One thing have I asked of the Lord,
that will I seek after:
that I may dwell in the house of the Lord
all the days of my life,
to gaze upon the beauty of the Lord
and to inquire in his temple.
For he will hide me in his shelter
in the day of trouble;
he will conceal me under the cover of his tent;
he will lift me high upon a rock.
And now my head shall be lifted up
above my enemies all around me,
and I will offer in his tent
sacrifices with shouts of joy;
I will sing and make melody to the Lord.
The Avinu Malkeinu is a prayer read by Jewish people around the world during our High Holy Days each year. This beautiful prayer reminds us to ask our Father-King for everything we need. Below are selected passages from it for you to pray.

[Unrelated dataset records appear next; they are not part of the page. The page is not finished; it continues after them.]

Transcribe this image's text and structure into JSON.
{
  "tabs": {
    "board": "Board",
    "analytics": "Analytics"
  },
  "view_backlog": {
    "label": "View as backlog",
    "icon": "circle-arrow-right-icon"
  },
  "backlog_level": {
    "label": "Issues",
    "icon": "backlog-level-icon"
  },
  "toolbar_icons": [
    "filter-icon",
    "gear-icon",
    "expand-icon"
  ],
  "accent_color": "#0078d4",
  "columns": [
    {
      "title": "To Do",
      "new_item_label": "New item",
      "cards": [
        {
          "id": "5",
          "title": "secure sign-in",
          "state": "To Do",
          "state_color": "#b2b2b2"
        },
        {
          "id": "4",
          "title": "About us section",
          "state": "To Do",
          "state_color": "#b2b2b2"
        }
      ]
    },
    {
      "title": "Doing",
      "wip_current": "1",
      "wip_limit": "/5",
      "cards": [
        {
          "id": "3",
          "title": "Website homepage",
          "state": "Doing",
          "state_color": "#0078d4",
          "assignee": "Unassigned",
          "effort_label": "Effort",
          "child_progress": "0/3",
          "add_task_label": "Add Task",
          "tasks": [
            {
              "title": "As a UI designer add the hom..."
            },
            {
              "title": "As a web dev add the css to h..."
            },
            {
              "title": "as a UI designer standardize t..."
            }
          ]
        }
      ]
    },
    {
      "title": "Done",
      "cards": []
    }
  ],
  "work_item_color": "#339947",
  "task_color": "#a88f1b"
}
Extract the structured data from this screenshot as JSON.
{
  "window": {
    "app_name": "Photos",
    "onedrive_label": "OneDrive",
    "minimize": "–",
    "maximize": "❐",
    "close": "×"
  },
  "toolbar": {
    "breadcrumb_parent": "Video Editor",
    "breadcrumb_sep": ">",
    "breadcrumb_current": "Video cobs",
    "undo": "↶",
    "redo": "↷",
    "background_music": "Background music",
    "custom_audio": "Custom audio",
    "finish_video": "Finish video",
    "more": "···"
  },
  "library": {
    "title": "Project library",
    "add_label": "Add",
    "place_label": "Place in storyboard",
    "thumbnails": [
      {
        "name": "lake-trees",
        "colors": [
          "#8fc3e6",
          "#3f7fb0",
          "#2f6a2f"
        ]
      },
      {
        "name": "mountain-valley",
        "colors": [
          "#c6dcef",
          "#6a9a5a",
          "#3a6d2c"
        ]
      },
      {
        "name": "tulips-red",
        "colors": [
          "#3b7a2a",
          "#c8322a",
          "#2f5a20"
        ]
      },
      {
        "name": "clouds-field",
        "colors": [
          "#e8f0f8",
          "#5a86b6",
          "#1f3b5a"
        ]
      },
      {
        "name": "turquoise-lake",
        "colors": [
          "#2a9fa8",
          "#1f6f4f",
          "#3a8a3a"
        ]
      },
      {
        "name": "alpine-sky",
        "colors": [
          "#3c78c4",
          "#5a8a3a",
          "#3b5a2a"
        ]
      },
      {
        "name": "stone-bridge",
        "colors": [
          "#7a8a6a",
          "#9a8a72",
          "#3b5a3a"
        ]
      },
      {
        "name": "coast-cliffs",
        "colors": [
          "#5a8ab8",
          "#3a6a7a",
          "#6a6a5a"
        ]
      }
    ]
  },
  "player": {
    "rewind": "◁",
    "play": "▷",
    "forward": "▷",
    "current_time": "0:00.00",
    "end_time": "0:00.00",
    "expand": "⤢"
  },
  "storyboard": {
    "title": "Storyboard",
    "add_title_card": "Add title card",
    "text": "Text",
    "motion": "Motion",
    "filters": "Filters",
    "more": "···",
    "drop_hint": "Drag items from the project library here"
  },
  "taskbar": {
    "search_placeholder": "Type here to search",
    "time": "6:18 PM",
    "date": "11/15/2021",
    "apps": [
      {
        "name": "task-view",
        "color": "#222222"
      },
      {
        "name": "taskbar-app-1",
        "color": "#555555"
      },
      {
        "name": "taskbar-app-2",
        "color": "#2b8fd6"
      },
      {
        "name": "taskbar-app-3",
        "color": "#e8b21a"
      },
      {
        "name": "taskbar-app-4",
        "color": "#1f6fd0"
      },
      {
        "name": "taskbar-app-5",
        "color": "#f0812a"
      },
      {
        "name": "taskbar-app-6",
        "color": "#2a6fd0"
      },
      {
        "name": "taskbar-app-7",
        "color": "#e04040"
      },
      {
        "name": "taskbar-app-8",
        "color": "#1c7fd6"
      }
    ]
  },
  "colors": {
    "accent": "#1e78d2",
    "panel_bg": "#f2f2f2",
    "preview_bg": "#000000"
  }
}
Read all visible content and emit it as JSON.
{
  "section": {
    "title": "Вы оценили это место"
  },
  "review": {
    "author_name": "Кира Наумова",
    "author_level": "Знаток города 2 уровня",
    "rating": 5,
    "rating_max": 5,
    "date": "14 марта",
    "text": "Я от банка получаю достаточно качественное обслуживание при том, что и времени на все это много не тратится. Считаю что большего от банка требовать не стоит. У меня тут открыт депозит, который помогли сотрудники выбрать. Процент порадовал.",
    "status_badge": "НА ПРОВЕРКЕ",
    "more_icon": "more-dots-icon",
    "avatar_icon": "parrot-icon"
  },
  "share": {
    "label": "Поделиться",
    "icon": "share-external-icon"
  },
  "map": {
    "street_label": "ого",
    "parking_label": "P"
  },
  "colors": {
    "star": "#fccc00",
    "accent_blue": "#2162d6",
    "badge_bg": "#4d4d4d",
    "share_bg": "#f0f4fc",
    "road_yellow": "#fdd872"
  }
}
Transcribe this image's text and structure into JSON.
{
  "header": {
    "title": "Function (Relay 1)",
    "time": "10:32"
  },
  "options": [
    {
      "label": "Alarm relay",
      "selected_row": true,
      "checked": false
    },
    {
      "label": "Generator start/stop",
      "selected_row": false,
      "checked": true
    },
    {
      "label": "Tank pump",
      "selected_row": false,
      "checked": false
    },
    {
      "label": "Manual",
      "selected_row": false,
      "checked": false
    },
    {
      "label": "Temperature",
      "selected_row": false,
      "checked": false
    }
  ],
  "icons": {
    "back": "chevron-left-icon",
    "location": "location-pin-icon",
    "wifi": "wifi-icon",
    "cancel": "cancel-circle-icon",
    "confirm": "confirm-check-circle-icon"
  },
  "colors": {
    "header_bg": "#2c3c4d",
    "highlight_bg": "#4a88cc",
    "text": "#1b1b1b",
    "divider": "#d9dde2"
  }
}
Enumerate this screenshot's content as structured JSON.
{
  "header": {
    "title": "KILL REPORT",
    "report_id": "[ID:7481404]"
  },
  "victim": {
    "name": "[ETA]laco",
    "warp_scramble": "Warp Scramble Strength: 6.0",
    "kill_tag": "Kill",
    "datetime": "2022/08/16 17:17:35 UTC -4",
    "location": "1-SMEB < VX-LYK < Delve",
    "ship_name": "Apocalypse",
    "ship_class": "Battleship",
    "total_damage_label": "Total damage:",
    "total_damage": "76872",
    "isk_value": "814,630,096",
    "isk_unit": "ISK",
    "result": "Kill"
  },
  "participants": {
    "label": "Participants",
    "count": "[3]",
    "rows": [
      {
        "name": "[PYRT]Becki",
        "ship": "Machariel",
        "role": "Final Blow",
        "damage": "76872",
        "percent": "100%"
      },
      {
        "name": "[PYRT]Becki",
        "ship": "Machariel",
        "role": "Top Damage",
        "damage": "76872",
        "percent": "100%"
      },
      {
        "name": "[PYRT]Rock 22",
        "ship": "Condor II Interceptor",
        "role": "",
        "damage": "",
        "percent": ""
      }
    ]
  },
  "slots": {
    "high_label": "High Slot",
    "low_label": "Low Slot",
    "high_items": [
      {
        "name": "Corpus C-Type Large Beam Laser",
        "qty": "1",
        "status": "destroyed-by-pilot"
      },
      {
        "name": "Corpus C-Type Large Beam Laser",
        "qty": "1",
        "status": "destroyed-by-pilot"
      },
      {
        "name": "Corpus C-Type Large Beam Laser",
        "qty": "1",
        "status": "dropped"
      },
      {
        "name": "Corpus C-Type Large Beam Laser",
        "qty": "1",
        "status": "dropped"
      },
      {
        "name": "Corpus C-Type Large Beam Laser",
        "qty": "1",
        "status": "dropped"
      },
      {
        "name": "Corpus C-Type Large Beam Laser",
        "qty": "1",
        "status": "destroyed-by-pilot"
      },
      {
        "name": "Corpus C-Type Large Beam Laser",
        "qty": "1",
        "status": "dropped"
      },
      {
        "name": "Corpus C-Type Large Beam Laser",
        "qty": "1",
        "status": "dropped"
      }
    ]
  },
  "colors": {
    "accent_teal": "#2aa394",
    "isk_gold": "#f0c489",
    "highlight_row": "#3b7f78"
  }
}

Our Father, our King, inscribe us in the book of good life.
Our Father, our King, inscribe us in the book of redemption and deliverance.
Our Father, our King, inscribe us in the book of livelihood and sustenance.
Our Father, our King, inscribe us in the book of merits.
Our Father, our King, inscribe us in the book of pardon and forgiveness. 3
We are praying for you, too. May our Father, our King, comfort and provide for you and yours.
1 Rabbi Dov Peretz Elkins, Yom Kippur Readings: Inspiration, Information and Contemplation (Vermont: Jewish Lights, 2010), 103.
2 Many brave Israel Defense Forces (IDF) soldiers have already lost their lives defending Israel—may their memories be a blessing. We pray for the safety of those fighting now, believing that the Lord can protect them. We are also honoring the ultimate sacrifice that some are called upon to give. And we know that this psalm addresses not only physical safety, but deliverance from things like fear and shame. As we read through the honest cries of the psalmists who struggled like we struggle, we trust in the Lord to provide protection from every enemy, whether physical, emotional, or spiritual.
In this prayer for soldiers who are going into harm’s way, we think of some of our own staff who have been called up to service in the IDF. We know, as the psalmists knew, that not all soldiers defending Israel will come back home. But the ultimate hope of Israel is the new world and the resurrection to new life. The central claim of the New Testament is that the Messiah has won victory over death to make that hope a reality.